Bad Recoil Starter

Many people don't realize that the springs and pulleys in the recoil starters will eventually wear out or break over time, preventing them from being able to pull the starter cord.

That's why it's important to regularly check your recoil starter and replace any worn or broken parts before they become a bigger problem.

Just replacing worn or broken items in the recoil starter can improve performance and save you from needing to purchase replacements in the future.

Stihl Chainsaw Will Not Start Due To A Flooded Engine

Flooding a saw engine happens when the starter rope is tugged too many times with choke in the closed position and too much gas rushes into the carburetor.


To save time and effort, take the spark plug out of the Stihl and pay particular attention to cleaning off unburned fuel deposits.

Afterward, pull on the starter rope 6-8 times to dry up any residual gas inside the cylinder.

Replace the spark plug and set the switch in starting throttle position, then you should be ready to go!

Stihl Chainsaw Will Not Start - What's The Trick?

Starting a Stihl, like any chainsaw can be daunting.

But fear not, as there is a simple “trick” to help you get your engine running.

The key is to choke the chainsaw before you start it.

To do this, begin by making sure your saw is placed on a flat surface.

Then, push the primer bulb a few times until gas gets into the carburetor. 

Finally, switch the choke to the regular position and slowly pull out the starter cord until you feel resistance.
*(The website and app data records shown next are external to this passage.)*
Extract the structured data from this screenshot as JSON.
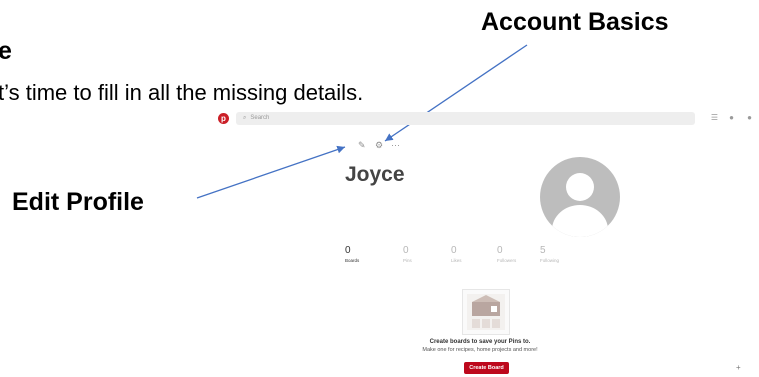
{
  "slide": {
    "title_fragment": "e",
    "subtitle_fragment": "t’s time to fill in all the missing details."
  },
  "callouts": {
    "account_basics": "Account Basics",
    "edit_profile": "Edit Profile"
  },
  "app": {
    "brand_color": "#bd081c",
    "logo_letter": "p",
    "search_placeholder": "Search",
    "top_icons": [
      "menu-icon",
      "person-icon",
      "chat-icon"
    ]
  },
  "profile": {
    "name": "Joyce",
    "toolbar_icons": [
      "pencil-icon",
      "gear-icon",
      "more-icon"
    ],
    "more_glyph": "···",
    "stats": [
      {
        "value": "0",
        "label": "Boards",
        "active": true
      },
      {
        "value": "0",
        "label": "Pins",
        "active": false
      },
      {
        "value": "0",
        "label": "Likes",
        "active": false
      },
      {
        "value": "0",
        "label": "Followers",
        "active": false
      },
      {
        "value": "5",
        "label": "Following",
        "active": false
      }
    ]
  },
  "empty_state": {
    "title": "Create boards to save your Pins to.",
    "subtitle": "Make one for recipes, home projects and more!",
    "button_label": "Create Board"
  },
  "corner": {
    "plus_glyph": "+"
  }
}
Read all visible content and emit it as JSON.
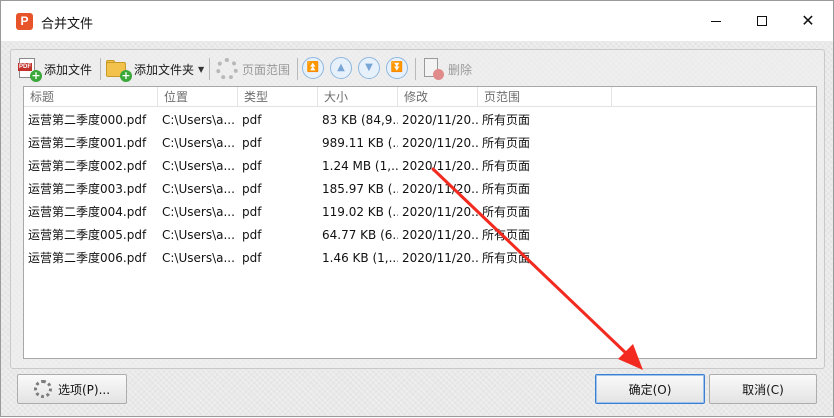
{
  "window": {
    "title": "合并文件",
    "app_icon_letter": "P"
  },
  "toolbar": {
    "add_file": "添加文件",
    "add_folder": "添加文件夹",
    "page_range": "页面范围",
    "delete": "删除"
  },
  "table": {
    "columns": [
      "标题",
      "位置",
      "类型",
      "大小",
      "修改",
      "页范围"
    ],
    "rows": [
      {
        "title": "运营第二季度000.pdf",
        "location": "C:\\Users\\a...",
        "type": "pdf",
        "size": "83 KB (84,9...",
        "modified": "2020/11/20...",
        "range": "所有页面"
      },
      {
        "title": "运营第二季度001.pdf",
        "location": "C:\\Users\\a...",
        "type": "pdf",
        "size": "989.11 KB (...",
        "modified": "2020/11/20...",
        "range": "所有页面"
      },
      {
        "title": "运营第二季度002.pdf",
        "location": "C:\\Users\\a...",
        "type": "pdf",
        "size": "1.24 MB (1,...",
        "modified": "2020/11/20...",
        "range": "所有页面"
      },
      {
        "title": "运营第二季度003.pdf",
        "location": "C:\\Users\\a...",
        "type": "pdf",
        "size": "185.97 KB (...",
        "modified": "2020/11/20...",
        "range": "所有页面"
      },
      {
        "title": "运营第二季度004.pdf",
        "location": "C:\\Users\\a...",
        "type": "pdf",
        "size": "119.02 KB (...",
        "modified": "2020/11/20...",
        "range": "所有页面"
      },
      {
        "title": "运营第二季度005.pdf",
        "location": "C:\\Users\\a...",
        "type": "pdf",
        "size": "64.77 KB (6...",
        "modified": "2020/11/20...",
        "range": "所有页面"
      },
      {
        "title": "运营第二季度006.pdf",
        "location": "C:\\Users\\a...",
        "type": "pdf",
        "size": "1.46 KB (1,...",
        "modified": "2020/11/20...",
        "range": "所有页面"
      }
    ]
  },
  "buttons": {
    "options": "选项(P)...",
    "ok": "确定(O)",
    "cancel": "取消(C)"
  },
  "colors": {
    "accent_arrow": "#f22a1f",
    "primary_border": "#3c7fd1"
  }
}
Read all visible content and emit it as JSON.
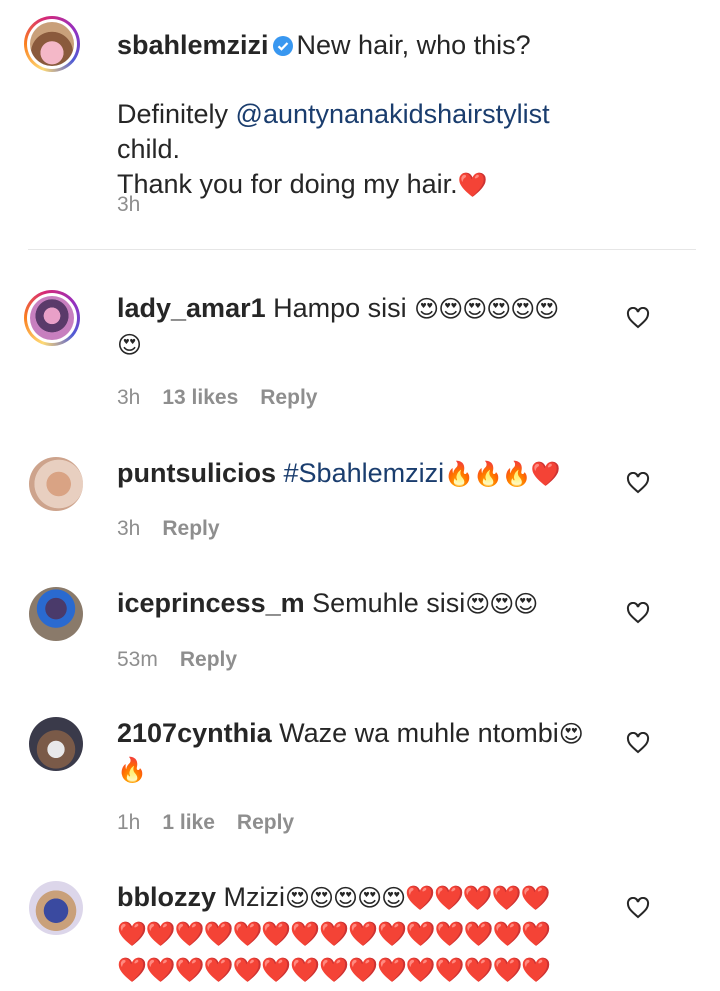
{
  "post": {
    "username": "sbahlemzizi",
    "caption_line1": "New hair, who this?",
    "caption_pre": "Definitely ",
    "caption_mention": "@auntynanakidshairstylist",
    "caption_post": " child.",
    "caption_line3": "Thank you for doing my hair.",
    "caption_emoji": "❤️",
    "time": "3h"
  },
  "comments": [
    {
      "username": "lady_amar1",
      "text": "Hampo sisi ",
      "emoji": "😍😍😍😍😍😍",
      "emoji2": "😍",
      "time": "3h",
      "likes": "13 likes",
      "reply": "Reply"
    },
    {
      "username": "puntsulicios",
      "hashtag": "#Sbahlemzizi",
      "emoji": "🔥🔥🔥❤️",
      "time": "3h",
      "reply": "Reply"
    },
    {
      "username": "iceprincess_m",
      "text": "Semuhle sisi",
      "emoji": "😍😍😍",
      "time": "53m",
      "reply": "Reply"
    },
    {
      "username": "2107cynthia",
      "text": "Waze wa muhle ntombi",
      "emoji": "😍",
      "emoji2": "🔥",
      "time": "1h",
      "likes": "1 like",
      "reply": "Reply"
    },
    {
      "username": "bblozzy",
      "text": "Mzizi",
      "emoji": "😍😍😍😍😍❤️❤️❤️❤️❤️",
      "emoji2": "❤️❤️❤️❤️❤️❤️❤️❤️❤️❤️❤️❤️❤️❤️❤️",
      "emoji3": "❤️❤️❤️❤️❤️❤️❤️❤️❤️❤️❤️❤️❤️❤️❤️"
    }
  ],
  "icons": {
    "like": "heart-outline-icon",
    "verified": "verified-badge-icon"
  },
  "colors": {
    "mention": "#1a3d6e",
    "meta": "#8e8e8e",
    "verified": "#3897f0"
  }
}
Once in place, give it a good pull - It should fire up!

As soon as your engine is running, make sure you switch the choke to half-choke mode and let it warm up for about one minute before starting your sawing tasks for the day.

Dealing with a Stihl chainsaw that doesn't want to start - or stay running - can be incredibly frustrating.

However, now that you know some of the most common reasons why (as well as how to address these issues), you're well on your way to a much more enjoyable cutting experience.


About the Author

Nick Greenway

Obsessed with firewood, Nick is behind over 350+ of Firewood For Life's articles, as well as countless reviews, guides and YouTube videos to help readers like you reduce heating costs and create the perfect fire.